Considering PlayStation VR released after both Oculus Rift and HTC Vive, it was inevitable that games would slowly make their way onto the only virtual reality platform for console owners. The Bellows on PlayStation VR is based on the recently reimagined version of the game, designed for HTC Vive. The Bellows was developed to scare you, your family and anyone that you share the experience with, however, it comes at a price. Although it is broken into two separate parts, The Bellows can be completed in a matter of minutes; literally, you’ll have seen everything the game has to offer in 15-20 minutes. Although the term experience has become overused in the industry, The Bellows is certainly more of an experience than a game, having more in common with a Haunted House ride at an amusement park than anything else.
On the PlayStation VR, The Bellows gives you the option of playing the game with a DualShock 4, or dual PlayStation Move controllers. Arguably you’ll have a much better time when using the Move controllers to move your in-game floating hands independently. In the first area of the game, we find our protagonist alone in a haunted house of sorts. The lights go out soon after venturing into the hallway, presenting a handheld lantern to guide your way through the darkened corridors. Books may suddenly shoot out in front of you; furniture rearranges itself; paintings fall from walls, all of the cliche things you can think of while making your way through a haunted house will occur. Without using any teleportation for movement, you utilize buttons on the controllers to move forward, as well as turn in set increments. The Bellows defaults to adding blacked out areas around your centered view when moving to help alleviate any motion sickness, but I felt fine with the option turned off. I found it make the game almost impossible to navigate through when turned on, as it makes an already dark game even darker, and not in a good way. The game certainly preys on psychological fears, but there are moments that climax with unholy imagery flashing before your eyes.
The second area in the game takes you from an abandoned mansion to a decrepit hospital, which such so happens to be one of my favorite places for horror movies/games to take place. There is just something about the paint peeling corridors and rusted medical equipment that frightens me. The Bellow disappoints in that regard, as I felt more like I was on an amusement park ride than anything else. The interaction between yourself and the environment is non-existent, outside of things that you must do to progress through the narrative. I never had the exhalation or fear to explore either location. Objects can’t be picked up and examined, but there are no hidden audio logs, diary entries, etc. or anything meaningful of that nature. It’s a neat concept that the developers need to expand upon in the future.

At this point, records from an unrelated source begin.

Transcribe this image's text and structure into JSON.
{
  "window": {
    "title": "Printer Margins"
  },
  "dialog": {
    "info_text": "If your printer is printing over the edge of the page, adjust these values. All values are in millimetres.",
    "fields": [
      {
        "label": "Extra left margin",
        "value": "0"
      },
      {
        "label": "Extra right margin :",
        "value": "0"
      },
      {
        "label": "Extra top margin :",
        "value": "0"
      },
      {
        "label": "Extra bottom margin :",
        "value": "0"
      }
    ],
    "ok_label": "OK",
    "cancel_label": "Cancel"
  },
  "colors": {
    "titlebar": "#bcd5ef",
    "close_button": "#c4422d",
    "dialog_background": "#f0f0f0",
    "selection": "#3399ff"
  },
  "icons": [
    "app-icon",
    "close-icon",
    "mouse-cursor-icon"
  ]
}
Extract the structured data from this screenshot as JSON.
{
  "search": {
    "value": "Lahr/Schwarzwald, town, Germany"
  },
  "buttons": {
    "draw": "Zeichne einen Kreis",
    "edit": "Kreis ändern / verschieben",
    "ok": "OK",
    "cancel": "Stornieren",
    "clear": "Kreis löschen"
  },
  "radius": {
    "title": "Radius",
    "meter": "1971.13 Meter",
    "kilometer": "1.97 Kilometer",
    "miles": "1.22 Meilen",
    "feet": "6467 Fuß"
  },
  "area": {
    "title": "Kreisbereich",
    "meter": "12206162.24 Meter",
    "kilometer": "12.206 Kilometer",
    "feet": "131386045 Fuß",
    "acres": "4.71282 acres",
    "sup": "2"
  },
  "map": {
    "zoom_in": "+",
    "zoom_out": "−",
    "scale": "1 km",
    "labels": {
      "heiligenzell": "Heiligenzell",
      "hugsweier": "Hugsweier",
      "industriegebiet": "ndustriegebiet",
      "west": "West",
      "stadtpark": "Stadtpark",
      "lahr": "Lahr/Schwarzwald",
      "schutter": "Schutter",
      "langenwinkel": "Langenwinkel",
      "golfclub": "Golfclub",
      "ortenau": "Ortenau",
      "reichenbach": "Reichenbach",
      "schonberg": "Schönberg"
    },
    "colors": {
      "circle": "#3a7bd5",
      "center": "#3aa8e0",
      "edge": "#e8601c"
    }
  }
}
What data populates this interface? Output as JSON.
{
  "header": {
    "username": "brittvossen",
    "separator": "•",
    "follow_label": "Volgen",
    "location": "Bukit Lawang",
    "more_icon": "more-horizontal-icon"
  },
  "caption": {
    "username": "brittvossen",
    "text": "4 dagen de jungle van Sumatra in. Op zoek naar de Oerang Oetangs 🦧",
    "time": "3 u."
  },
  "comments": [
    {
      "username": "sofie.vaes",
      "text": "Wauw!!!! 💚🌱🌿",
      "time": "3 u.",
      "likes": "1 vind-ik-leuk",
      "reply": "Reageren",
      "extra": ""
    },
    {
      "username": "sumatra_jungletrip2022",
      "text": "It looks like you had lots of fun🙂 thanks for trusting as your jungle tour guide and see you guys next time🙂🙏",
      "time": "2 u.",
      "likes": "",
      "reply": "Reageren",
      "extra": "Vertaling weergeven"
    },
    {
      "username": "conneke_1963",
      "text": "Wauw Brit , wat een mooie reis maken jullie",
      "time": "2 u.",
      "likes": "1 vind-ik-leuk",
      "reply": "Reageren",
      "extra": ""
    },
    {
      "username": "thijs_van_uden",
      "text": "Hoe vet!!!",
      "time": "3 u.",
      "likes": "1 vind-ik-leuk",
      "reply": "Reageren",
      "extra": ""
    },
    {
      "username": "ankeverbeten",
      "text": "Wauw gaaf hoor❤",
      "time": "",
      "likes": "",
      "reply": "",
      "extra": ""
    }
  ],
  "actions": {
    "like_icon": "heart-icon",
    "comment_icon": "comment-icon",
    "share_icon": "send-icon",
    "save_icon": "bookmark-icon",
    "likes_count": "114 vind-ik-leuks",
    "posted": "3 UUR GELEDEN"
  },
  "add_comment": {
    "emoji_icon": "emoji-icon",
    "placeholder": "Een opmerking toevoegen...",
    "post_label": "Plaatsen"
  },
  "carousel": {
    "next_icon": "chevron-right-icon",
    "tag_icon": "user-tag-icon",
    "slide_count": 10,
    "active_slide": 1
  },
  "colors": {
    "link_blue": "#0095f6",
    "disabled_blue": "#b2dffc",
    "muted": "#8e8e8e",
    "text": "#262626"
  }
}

For the price of a cup of coffee, Castle Steps provides a 15-minute amusement park quality ride through two separate haunted locations. I enjoyed the ghost-filled manor much more than the abandoned hospital, but both desperately need more player interaction. The candle-burning lantern provides you with minimal light in the darkened corridors, but outside of opening some doors or pulling a lever, you’ll spend your time watching.Note: The Bellows was reviewed on PlayStation VR. A digital copy of the game was provided by the publisher/developer.